*** Task data

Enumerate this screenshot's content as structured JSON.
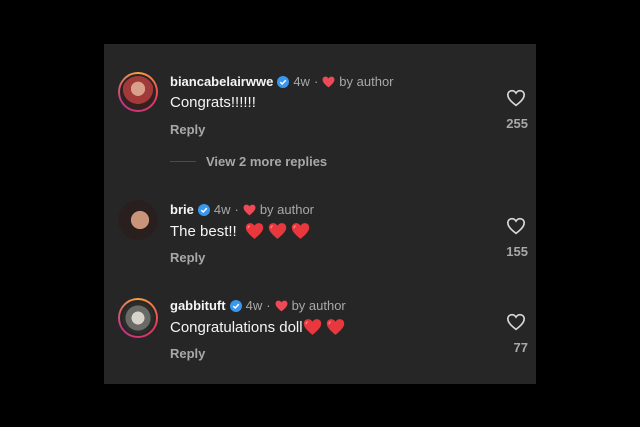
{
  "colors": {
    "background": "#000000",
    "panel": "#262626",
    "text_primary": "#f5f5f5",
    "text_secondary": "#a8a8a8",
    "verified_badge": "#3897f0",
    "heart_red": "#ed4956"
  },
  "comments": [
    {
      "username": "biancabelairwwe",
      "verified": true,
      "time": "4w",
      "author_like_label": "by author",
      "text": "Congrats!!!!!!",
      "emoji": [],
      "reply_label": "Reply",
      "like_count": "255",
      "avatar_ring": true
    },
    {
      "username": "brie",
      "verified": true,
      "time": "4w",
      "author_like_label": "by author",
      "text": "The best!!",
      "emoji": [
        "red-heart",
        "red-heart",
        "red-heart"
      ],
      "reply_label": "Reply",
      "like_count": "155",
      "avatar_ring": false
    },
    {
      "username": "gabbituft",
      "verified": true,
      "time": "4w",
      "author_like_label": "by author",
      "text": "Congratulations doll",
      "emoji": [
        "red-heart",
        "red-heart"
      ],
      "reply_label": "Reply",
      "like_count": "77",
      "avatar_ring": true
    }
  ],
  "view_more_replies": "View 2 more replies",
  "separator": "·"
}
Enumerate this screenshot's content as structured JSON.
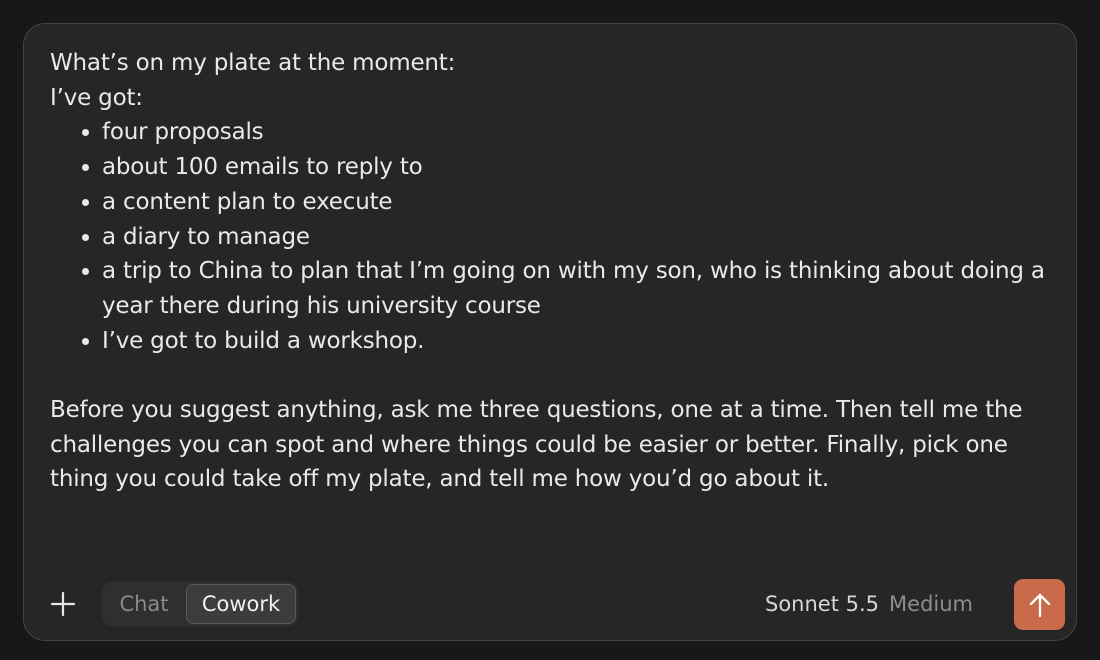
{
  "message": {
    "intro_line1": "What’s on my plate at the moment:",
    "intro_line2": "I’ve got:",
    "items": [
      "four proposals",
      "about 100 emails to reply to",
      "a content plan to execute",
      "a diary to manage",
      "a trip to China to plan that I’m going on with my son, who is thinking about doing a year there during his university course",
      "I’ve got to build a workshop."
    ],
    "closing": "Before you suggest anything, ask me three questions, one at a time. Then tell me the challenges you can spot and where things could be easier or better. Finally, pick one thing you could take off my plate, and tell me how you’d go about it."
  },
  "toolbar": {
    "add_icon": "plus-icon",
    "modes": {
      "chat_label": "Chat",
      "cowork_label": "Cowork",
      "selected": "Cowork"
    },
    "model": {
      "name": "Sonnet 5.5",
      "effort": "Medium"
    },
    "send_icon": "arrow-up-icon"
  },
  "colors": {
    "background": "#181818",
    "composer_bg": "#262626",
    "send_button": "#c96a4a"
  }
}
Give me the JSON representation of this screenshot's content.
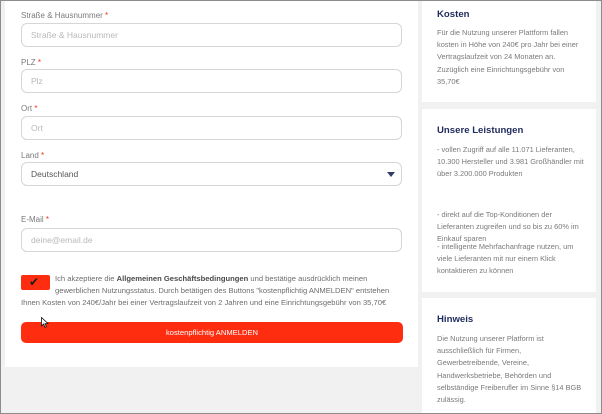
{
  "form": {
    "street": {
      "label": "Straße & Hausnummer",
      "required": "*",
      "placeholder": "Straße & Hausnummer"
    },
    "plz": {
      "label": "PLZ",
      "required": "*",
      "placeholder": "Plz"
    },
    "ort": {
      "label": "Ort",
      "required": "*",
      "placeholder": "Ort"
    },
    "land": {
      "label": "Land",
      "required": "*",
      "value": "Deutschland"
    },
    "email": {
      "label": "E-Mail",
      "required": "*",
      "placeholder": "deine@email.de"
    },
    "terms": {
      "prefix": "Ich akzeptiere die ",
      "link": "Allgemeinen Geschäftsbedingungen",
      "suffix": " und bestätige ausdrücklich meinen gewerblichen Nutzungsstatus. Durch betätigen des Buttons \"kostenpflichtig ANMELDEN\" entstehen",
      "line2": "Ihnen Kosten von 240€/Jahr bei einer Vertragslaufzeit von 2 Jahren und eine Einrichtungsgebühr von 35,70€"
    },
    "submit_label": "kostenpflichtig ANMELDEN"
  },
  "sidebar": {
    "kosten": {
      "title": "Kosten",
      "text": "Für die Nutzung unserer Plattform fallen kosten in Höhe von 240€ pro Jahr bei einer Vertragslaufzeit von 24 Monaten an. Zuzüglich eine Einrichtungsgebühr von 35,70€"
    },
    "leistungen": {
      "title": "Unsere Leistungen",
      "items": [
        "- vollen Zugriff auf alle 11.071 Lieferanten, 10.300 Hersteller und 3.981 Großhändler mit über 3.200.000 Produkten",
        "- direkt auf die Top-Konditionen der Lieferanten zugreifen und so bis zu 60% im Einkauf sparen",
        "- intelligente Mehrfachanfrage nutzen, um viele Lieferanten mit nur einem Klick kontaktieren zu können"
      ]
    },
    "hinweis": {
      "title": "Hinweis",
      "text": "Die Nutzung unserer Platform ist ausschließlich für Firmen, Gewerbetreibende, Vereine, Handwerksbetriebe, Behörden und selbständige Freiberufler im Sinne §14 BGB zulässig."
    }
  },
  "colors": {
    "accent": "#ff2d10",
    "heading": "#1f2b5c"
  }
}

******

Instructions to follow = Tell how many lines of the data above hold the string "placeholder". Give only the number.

Written solution = 4